Judge William Mallory enjoys handing out creative sentences from his bench over at the Hamilton County Courthouse.
But the one he meted out in his Municipal Court room Wednesday wasn’t even his idea.
And boy, oh boy did he like it.
How well would you do representing yourself in court? Unless you’re a lawyer, probably not very well, but according to Jack H. Weil, young children can learn enough immigration law so as not to require a lawyer in immigration court.
The judge who declared same-sex marriage legal in New Jersey was raised a Catholic in Bayonne, a place where the locals still use their church — not their neighborhood — to define where they’re from.
Judge Mary Jacobson graduated in 1971 from Holy Family Academy, a since-shuttered all-girls Catholic high school near her home.
“In Bayonne, you identified yourself by your parish,” said Thomas Olivieri, a retired Superior Court judge in Hudson County and a Bayonne native. “Mary’s family was from St. Mary’s parish. Ours was from St. Vinny’s. We’re both very proud of where we came from.”
MONTGOMERY, Ala. -- Roy Moore, forever known as Alabama's Ten Commandments judge, has been re-elected chief justice in a triumphant political resurrection after being ousted from that office nearly a decade ago.
Republican Moore defeated Jefferson County Circuit Judge Bob Vance, a Democrat, to win back his former office.
"It's clear the people have voted to return me to the office of chief justice," Moore said.
"I have no doubt this is a vindication. I look forward to being the next chief justice," Moore told a crowd of sign-waving supporters.
Moore thanked supporters at his party for sticking with him through what had been an up-and-down night that had Vance out to an early lead. Moore eventually won the race with 52 percent of the vote with 99 percent of precincts reporting.
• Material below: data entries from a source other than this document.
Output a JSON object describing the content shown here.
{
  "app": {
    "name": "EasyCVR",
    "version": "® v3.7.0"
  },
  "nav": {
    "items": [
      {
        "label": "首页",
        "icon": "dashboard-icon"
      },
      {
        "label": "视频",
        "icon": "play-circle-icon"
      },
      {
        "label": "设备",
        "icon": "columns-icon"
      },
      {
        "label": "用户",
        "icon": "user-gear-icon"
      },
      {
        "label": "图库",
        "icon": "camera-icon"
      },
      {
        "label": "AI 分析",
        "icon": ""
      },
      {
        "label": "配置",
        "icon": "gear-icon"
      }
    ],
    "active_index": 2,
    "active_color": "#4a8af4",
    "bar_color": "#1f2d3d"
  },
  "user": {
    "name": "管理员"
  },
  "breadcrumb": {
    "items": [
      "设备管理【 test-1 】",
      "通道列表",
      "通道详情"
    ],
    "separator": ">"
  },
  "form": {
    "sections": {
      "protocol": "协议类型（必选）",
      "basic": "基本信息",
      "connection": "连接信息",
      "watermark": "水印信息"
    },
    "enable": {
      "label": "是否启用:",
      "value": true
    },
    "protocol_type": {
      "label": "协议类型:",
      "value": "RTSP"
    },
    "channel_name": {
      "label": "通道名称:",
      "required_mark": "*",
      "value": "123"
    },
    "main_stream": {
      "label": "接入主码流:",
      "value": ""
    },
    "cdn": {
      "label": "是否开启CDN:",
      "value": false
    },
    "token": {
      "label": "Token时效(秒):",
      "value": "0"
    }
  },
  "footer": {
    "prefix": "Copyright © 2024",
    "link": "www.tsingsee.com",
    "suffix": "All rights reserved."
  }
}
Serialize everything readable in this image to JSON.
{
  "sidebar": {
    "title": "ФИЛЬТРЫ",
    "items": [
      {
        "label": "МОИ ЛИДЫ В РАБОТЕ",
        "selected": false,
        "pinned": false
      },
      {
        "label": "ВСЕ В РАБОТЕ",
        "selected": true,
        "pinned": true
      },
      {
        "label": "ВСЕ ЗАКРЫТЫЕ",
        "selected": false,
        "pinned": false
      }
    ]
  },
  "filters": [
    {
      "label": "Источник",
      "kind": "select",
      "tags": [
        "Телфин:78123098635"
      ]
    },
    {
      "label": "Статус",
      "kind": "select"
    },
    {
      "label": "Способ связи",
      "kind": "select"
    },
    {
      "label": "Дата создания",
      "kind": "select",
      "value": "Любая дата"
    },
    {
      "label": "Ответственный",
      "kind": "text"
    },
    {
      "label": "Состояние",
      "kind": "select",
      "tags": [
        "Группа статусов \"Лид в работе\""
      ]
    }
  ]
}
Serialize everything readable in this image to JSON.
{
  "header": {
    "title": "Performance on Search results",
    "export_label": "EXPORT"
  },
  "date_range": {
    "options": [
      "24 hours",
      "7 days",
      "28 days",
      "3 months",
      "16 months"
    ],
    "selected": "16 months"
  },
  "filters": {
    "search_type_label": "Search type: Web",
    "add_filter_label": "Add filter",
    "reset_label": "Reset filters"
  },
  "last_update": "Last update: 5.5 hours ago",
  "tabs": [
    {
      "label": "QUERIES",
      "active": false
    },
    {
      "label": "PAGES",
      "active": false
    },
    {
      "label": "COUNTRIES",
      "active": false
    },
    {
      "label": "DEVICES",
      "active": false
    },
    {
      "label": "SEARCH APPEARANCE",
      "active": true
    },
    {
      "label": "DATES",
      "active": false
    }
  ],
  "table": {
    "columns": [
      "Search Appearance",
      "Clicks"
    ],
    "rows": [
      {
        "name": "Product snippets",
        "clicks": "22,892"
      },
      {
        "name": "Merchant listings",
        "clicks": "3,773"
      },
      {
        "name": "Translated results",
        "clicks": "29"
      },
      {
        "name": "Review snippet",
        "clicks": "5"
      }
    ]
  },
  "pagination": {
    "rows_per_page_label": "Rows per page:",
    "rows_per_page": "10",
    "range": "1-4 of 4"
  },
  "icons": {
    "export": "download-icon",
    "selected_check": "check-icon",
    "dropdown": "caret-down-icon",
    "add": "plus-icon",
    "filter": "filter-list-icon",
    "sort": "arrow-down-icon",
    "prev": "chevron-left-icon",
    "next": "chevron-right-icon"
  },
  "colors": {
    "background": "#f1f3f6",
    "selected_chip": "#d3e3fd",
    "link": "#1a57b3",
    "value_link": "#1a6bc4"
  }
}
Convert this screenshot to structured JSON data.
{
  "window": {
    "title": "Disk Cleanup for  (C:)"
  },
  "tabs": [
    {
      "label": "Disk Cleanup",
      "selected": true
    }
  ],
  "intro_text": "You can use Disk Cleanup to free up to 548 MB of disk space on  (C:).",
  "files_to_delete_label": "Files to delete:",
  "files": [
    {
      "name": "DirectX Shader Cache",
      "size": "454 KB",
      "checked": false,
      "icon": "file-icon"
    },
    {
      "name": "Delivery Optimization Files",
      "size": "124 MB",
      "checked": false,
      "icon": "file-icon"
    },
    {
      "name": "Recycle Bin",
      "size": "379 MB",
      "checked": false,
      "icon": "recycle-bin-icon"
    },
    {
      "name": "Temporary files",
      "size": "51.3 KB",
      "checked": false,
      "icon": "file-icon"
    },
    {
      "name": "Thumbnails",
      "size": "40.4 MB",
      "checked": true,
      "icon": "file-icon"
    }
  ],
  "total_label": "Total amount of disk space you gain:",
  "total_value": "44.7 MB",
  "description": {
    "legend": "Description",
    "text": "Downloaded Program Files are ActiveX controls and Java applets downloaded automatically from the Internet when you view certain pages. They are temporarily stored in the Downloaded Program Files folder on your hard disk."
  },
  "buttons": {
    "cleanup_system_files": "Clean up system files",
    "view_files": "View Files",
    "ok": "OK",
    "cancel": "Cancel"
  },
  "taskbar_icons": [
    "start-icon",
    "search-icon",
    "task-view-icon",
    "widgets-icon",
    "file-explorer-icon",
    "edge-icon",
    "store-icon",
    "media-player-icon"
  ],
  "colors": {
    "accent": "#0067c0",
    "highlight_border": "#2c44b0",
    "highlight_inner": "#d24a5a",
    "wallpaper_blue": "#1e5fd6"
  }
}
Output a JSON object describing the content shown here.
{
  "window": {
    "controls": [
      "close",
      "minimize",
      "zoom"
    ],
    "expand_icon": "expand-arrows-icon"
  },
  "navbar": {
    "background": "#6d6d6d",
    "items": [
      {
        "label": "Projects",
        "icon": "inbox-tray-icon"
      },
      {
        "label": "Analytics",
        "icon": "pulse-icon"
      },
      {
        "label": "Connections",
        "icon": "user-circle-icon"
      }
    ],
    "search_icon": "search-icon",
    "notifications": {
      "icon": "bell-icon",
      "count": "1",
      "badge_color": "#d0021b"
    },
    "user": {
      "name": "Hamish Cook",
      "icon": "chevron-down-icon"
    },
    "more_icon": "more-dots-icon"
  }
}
"Go home with the knowledge that we are going to stand for the acknowledgment of God," Moore said to shouts of "Amen" from supporters.